Jessie Cheung, Staff Photographer
On Sept. 18, 2018, the Good Life Center opened its doors to the Yale community as a place designed to teach practices of “the good life” and aid students in implementing these practices into their own lives.
The Center opened in Silliman College across from the student-run coffee shop, the Acorn. The Center is a product of Silliman Head of College Laurie Santos who drew inspiration from her class “Psychology and the Good Life,” which 1,200 undergraduate students enrolled in during the fall of 2017, making it Yale College’s most popular class ever.
“Students need more than just a class about how to live a good life,” Santos told the News in a September 2018 article. “I wanted to create a place where students could take a break and shut down and think about things that are important to them, where they could have difficult conversations about student wellness and mental health.”
The Center’s launch went off without a hitch, drawing compliments from many students across the College.

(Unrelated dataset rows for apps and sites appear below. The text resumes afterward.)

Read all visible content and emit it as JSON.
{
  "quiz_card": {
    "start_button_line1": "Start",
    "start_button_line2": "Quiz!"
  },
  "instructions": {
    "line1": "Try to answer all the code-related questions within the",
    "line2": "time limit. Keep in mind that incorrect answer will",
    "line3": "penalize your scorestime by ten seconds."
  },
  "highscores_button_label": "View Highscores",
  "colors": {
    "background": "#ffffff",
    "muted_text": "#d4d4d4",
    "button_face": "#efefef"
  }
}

Yalies praised its ability to help students not stress about grades, its benefits to students studying and relaxation and how it exposes students to new means of mindfulness, such as meditation.
In addition to educating students about mindfulness, the Center also featured a series of workshops during its launch led by the Yale psychology clinic that focused on teaching students about goal setting, improving mental health, reducing anxiety and more.
“I feel like self-care is always the first thing to go for Yale students,” Cami Arboles ’20, a peer wellness champion who was trained to have conversations regarding wellness with other students, told the News in a September 2018 article. “Students here are very ambitious and dedicated and constantly putting other people’s needs before their own, often to their own detriment. This is a space that reinforces that you need to sometimes put your own health and wellness first in order to make the other parts of your life more abundant.”
For the 2020-21 school year, the Center planned events with a focus on “Compassion and Action,” which led the Center to partner with the cultural centers at Yale to provide training in regarding issues surrounding race and inclusivity.
The Center also teamed up with many other groups to provide a range of different online programs for students. With the Student-Athlete Advisory Committee, or SAAC, the Center hosted a series of workshops in the fall specifically designed to help student-athletes improve their mental health as a part of the YUMatter series.
“We definitely wanted to tailor all of the workshops’ subject matters to things that are relevant to student-athletes right now,” SAAC President Hannah Johns ’23 told the News for a September 2020 article. “We really wanted to target this moment in time and how difficult it is for student-athletes and put out something as quickly as possible to help as many people as possible.”
In addition to its normal programming of meditation, yoga and wellness talks, the Center integrated drawing and storytelling into art-inspired exercises for its “Being Present With Art” series.
At the beginning of the spring 2020 semester, the Yale College Council published a report on student utilization of and thoughts on the Center. Through a survey, the report found that 48.58 percent of respondents had made use of the Good Life Center, with most of them coming from colleges in close proximity to the Center. However, 88.79 percent of the students who visited the center noted that they visited to “simply hang out in the space compared to utilizing other services.”
“I think it’s fantastic that in barely over a year, we’ve had almost 50 percent of students surveyed report that they’ve visited and used the Good Life Center,” Santos told the News for a February 2020 article. “This is an incredible success for a new resource on campus and speaks to the fact that students want more resources related to mental health and well-being.”
The Yale College Council also announced in November 2018, an initiative to have a vending machine installed in the Center that would provide Plan B and other over the counter drugs, but after struggles with policy and “the set-up … needed for the vending machine (an Ethernet port and power port),” the machine found its home in Bass Library.”
With the opening of the Schwarzman Center in fall 2021, the Good Life Center will open a second location, with the one located within the new arts and community hub serving as the center’s main site.
“Like the Good Life Center in Silliman College, our Schwarzman space will serve as an inclusive, restorative, and energizing environment for community, belonging, and well-being,” Woodbridge Fellow for the Good Life Center Alexa Vaghenas ’20 wrote in an email to the News for an October 2020 article. “It will be a place where students can learn evidence-based tools for effectively coping with negative emotions, as well as evidence-based tools for thriving.”
The Good Life Center’s original location is found at 505 College St.